### Input data ###
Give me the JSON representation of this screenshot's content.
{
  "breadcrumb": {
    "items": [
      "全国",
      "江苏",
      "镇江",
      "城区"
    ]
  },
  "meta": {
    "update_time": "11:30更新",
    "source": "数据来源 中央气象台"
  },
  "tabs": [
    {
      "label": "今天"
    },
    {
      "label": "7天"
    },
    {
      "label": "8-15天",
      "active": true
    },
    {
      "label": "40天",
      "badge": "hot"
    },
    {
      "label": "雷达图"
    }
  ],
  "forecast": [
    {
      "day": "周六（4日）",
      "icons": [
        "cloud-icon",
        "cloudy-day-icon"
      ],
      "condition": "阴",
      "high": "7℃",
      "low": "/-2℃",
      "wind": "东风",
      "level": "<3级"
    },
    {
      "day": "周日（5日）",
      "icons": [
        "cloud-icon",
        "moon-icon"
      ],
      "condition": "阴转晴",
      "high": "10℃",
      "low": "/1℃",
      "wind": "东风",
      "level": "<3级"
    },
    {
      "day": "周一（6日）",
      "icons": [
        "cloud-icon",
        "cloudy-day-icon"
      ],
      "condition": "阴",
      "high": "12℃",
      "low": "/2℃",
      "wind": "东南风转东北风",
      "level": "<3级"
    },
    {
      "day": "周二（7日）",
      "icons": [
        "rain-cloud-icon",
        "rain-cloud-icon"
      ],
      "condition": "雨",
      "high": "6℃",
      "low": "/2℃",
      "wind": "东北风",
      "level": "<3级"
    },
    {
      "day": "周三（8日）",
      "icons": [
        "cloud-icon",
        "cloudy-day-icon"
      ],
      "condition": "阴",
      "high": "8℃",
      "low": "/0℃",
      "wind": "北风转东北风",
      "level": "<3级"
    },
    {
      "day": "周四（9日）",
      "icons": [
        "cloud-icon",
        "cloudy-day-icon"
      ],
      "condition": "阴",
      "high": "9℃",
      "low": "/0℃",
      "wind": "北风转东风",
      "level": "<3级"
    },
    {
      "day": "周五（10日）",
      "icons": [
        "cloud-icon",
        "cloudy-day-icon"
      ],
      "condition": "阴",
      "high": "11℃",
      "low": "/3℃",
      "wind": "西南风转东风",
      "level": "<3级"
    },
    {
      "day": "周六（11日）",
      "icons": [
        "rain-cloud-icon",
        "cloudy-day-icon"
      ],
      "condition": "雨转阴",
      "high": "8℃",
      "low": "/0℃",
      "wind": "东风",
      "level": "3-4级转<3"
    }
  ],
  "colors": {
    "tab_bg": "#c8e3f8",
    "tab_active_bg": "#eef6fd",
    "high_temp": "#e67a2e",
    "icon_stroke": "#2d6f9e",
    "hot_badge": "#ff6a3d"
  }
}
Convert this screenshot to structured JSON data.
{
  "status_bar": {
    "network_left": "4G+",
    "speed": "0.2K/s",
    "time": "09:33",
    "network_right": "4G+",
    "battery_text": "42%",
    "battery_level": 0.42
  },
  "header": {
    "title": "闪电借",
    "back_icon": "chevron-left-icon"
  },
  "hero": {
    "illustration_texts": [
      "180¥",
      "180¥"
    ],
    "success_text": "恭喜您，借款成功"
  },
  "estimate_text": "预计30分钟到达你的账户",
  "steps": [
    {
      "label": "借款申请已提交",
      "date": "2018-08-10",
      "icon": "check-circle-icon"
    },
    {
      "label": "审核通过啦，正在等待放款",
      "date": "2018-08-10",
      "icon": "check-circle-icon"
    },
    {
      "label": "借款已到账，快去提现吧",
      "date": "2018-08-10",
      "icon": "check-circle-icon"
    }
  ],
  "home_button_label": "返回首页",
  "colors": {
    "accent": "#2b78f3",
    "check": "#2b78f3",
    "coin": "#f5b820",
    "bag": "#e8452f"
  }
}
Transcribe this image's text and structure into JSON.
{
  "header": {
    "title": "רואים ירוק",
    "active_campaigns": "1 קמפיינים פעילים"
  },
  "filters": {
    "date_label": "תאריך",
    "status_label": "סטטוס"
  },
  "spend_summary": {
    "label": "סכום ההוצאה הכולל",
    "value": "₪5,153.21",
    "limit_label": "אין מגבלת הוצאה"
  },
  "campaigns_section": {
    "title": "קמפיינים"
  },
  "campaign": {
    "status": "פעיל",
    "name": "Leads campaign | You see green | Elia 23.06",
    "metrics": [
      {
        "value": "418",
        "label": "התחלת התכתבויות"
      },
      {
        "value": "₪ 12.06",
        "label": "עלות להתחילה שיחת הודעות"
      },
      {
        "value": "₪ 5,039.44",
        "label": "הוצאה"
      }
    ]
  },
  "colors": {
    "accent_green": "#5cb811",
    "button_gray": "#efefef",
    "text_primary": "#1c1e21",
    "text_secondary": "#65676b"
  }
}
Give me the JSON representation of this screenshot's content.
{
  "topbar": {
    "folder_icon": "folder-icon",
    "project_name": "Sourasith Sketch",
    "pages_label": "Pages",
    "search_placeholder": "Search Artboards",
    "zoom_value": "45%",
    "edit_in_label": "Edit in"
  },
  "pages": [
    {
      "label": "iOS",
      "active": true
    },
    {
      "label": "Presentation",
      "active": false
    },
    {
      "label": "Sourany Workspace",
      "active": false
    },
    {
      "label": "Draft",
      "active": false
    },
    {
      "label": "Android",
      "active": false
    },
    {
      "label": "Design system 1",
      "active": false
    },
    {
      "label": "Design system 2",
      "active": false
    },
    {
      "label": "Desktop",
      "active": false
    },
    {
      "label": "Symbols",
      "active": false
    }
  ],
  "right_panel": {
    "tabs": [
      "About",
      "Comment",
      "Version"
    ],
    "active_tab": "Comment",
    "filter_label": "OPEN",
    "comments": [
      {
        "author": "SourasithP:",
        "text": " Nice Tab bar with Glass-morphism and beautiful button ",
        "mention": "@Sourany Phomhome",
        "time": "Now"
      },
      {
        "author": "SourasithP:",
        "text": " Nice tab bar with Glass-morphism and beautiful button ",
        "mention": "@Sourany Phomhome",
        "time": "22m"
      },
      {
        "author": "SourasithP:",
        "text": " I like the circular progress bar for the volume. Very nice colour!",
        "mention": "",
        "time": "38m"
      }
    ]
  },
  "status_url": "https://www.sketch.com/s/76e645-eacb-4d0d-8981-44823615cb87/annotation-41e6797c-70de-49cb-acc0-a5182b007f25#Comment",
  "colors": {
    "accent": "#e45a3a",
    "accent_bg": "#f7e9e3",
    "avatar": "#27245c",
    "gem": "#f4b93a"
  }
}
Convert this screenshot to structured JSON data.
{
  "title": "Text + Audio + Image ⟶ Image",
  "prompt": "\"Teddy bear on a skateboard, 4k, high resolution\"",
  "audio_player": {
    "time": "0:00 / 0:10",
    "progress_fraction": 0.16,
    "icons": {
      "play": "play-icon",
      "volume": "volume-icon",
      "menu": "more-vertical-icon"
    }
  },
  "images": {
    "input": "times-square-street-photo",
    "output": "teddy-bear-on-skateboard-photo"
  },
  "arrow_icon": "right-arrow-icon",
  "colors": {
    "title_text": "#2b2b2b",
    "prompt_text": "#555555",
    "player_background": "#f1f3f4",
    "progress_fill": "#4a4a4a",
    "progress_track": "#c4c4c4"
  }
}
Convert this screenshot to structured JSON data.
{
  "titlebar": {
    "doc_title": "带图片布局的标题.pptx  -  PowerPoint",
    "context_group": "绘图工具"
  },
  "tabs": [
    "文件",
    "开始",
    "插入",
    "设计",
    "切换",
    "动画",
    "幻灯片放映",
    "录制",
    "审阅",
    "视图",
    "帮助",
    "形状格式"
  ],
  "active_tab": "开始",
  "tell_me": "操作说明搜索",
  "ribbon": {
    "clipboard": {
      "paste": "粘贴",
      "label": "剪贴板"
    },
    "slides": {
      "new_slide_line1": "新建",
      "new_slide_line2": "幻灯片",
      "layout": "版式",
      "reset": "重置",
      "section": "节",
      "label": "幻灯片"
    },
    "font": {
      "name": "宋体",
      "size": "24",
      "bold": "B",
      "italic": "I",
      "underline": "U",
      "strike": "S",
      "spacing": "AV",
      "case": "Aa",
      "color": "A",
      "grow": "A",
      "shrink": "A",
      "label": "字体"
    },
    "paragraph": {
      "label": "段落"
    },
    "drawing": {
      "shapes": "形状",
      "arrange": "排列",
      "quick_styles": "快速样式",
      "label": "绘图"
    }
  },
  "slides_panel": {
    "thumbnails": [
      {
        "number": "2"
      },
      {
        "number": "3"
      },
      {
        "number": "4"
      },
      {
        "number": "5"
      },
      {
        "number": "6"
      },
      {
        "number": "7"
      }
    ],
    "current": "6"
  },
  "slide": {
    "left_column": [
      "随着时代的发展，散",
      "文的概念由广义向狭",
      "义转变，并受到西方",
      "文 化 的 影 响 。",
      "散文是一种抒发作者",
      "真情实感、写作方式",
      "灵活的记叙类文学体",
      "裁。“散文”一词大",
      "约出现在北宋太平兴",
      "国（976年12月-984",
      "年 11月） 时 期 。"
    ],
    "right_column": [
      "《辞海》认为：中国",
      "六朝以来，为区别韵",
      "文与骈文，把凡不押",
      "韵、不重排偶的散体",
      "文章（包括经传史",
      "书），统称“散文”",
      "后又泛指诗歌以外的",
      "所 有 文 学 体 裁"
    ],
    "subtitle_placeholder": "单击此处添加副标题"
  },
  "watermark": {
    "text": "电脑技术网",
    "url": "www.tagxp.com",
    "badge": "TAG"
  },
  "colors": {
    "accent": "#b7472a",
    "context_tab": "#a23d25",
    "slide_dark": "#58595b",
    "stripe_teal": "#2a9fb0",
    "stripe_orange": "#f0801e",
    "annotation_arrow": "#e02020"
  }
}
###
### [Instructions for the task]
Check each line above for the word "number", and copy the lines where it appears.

### [Written reply]
        "number": "2"
        "number": "3"
        "number": "4"
        "number": "5"
        "number": "6"
        "number": "7"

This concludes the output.